Sally and her postcards and the death that comes after

Emily Harrison

This story has a content warning

You take a seat on the sofa and sink into her cushions. Across from you, she sips the coffee she asked you to make. Three teaspoons. No milk. Her face sucks in so sharp that it looks like she’s swallowing her teeth. There’s dust on the armchair that props her up. It’s made of fabric and dust. The clothes on her kiss it.

This was an accident. You. Here. Your parcel sent to 21A rather than 41A. It’s unusual for the delivery service to do mix ups. 

The scent of mildew and soap floats like flotsam. There’s something medicinal in it, as if she scrubs her skin and the surfaces with the slippery bar, leaving small suds marks as she goes.

‘Quite a collection,’ you say, as she points you to another of her postcards. She’s laid them out for you to view. You wonder when she last had a visitor. 

‘Isn’t it just, Thomas.’

Your name is Tobias. She must have read the parcel wrong.

In front of you there are prints of a sunken Scarborough and the former haunt of Whitby Abbey. The Humber Bridge against a sunset. Saltburn Pier strewn with dots of bodies. On the back of the postcards, in the margins, reads the scrawl of a year. 1997. 2009. 2021. Nothing after 2040.

‘I can’t look at that one,’ she tells you. You’re holding Hartlepool Marina. ‘Not since the place vanished.’

You don’t reply.

‘I have one from Robin Hood’s Bay,’ she says, to fill your gaps. ‘That’s a good postcard. Four pictures in one.’ She holds up four fingers, though they are closer to dead branches. ‘That place was nice.’ 

She sips, mouth pursed, and you sift through the postcards to be polite. Another of Whitby. One of Whitley Bay. Redcar and a donkey on a beach. Under a grey sea now. 

You ask why she never sent them to anyone.

‘They’re my memories,’ she replies. ‘Do you have any?’

She doesn’t define it. Postcards or memories.

‘I don’t,’ you say.

Time slips, and after a while you make your excuses.

‘Thanks,’ you offer, as you linger at the front door, parcel in hand. ‘I appreciate you taking it in.’ Through the wrapping you can feel the bottle of pills. One hour it said on the website. One hour, a series of hallucinations, then death.

‘If I need another coffee, can I knock?’ she asks. One of her eyelids is drooping like melted candle wax.

‘Sure,’ you say, knowing there won’t be an answer. You hope she isn’t the one to find you. It wouldn’t be an easy sight.

You’re halfway to your flat before you realise she wouldn’t make it. She’d probably crack her head before the thirtieth floor. The stairs are so narrow in these tenement buildings that one wrong step can be fatal. They’re dark too, purpose built not to let the light in. It’s easier not to see what you’ve lost.

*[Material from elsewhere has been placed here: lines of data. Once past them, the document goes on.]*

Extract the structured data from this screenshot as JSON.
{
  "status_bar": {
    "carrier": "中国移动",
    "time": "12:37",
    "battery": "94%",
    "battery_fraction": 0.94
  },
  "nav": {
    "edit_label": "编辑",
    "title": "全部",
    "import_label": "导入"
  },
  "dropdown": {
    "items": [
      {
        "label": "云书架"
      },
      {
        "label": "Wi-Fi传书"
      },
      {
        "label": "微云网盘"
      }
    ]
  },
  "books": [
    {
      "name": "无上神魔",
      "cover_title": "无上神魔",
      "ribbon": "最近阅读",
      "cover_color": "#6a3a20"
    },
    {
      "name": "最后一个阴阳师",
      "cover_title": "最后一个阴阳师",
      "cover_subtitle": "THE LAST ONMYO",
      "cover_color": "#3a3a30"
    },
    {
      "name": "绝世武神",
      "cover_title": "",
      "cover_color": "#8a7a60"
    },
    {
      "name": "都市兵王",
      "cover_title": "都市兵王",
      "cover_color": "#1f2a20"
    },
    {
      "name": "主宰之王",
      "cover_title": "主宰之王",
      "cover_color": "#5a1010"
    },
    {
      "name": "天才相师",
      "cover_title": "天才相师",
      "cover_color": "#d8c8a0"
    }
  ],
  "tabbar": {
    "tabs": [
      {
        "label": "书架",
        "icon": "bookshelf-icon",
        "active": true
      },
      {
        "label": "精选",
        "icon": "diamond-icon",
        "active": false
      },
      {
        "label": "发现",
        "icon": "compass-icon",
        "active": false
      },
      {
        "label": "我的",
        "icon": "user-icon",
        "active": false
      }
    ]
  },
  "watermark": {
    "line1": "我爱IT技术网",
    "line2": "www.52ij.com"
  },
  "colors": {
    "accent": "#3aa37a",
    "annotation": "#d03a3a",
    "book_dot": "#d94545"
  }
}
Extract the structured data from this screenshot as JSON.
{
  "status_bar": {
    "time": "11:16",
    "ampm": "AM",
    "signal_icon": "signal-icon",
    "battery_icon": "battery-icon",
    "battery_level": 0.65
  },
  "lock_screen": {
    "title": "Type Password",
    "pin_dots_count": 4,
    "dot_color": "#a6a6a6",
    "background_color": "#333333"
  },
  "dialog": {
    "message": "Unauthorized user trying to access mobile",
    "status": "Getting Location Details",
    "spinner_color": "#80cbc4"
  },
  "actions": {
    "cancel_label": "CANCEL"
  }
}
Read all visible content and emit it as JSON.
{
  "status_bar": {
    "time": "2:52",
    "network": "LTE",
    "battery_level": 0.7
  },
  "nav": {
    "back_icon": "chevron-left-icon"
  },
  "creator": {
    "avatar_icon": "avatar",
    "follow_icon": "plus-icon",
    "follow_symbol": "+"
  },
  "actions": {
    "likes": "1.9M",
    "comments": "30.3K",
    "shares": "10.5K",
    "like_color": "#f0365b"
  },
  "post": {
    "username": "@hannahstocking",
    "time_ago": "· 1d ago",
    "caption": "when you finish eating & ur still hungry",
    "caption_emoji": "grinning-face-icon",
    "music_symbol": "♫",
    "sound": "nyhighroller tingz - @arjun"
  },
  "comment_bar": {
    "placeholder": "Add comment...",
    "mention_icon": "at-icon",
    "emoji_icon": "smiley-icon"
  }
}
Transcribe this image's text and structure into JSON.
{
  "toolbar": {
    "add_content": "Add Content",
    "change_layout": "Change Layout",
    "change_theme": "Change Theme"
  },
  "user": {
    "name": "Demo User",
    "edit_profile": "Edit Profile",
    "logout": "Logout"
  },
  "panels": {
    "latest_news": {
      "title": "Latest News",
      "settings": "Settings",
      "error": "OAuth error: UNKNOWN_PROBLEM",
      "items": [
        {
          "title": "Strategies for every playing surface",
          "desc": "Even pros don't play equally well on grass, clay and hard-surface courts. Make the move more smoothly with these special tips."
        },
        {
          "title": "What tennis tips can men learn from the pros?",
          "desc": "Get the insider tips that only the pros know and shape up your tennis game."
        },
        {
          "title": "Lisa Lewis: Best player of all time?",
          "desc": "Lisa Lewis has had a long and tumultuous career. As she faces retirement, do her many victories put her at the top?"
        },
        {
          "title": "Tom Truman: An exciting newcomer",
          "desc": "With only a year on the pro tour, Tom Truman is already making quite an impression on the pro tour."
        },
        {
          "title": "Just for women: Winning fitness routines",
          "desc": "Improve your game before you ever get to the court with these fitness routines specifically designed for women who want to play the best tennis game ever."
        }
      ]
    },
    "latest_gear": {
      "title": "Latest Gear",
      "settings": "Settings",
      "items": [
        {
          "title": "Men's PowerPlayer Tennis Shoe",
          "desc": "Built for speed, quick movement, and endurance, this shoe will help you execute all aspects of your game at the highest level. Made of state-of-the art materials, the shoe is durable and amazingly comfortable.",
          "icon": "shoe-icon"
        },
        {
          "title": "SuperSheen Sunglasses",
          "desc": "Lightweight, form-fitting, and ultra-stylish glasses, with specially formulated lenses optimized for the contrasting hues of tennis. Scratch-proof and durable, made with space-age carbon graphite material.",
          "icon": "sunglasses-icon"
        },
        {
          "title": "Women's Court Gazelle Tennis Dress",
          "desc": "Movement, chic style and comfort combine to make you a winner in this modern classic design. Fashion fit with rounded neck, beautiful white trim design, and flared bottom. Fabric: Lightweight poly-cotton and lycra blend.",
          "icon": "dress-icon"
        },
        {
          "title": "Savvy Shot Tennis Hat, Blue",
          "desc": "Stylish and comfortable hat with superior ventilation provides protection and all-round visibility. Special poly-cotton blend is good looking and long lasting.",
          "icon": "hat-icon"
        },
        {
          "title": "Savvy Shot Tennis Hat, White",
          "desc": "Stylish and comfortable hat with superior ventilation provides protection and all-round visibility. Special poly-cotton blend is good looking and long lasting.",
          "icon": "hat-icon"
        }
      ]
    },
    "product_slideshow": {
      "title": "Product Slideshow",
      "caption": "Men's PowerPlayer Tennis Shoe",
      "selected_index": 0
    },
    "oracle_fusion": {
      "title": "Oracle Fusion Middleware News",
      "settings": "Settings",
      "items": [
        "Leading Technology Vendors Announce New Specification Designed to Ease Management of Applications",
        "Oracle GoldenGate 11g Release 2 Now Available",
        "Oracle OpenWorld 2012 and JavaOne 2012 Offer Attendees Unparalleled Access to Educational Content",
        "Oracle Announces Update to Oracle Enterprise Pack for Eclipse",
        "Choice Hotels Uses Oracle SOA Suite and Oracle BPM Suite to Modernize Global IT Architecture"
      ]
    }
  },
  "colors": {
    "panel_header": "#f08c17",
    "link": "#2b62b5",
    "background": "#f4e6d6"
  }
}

Later, when the pills are swimming – you swallowed them with home brew that tasted of chalk – and the hour is counting down, you think of the sun on her postcards. The old world lit up. She’s there, dancing. A weird jig in her armchair on Scarborough beach.

Emily Harrison has had work published with X-R-A-Y Literary Magazine, Ellipsis Zine, Barren Magazine, STORGY Magazine, The Molotov Cocktail, Litro, Tiny Molecules and Gone Lawn, to name a few. She is a onetime Best Small Fictions nominee, which is pretty cool.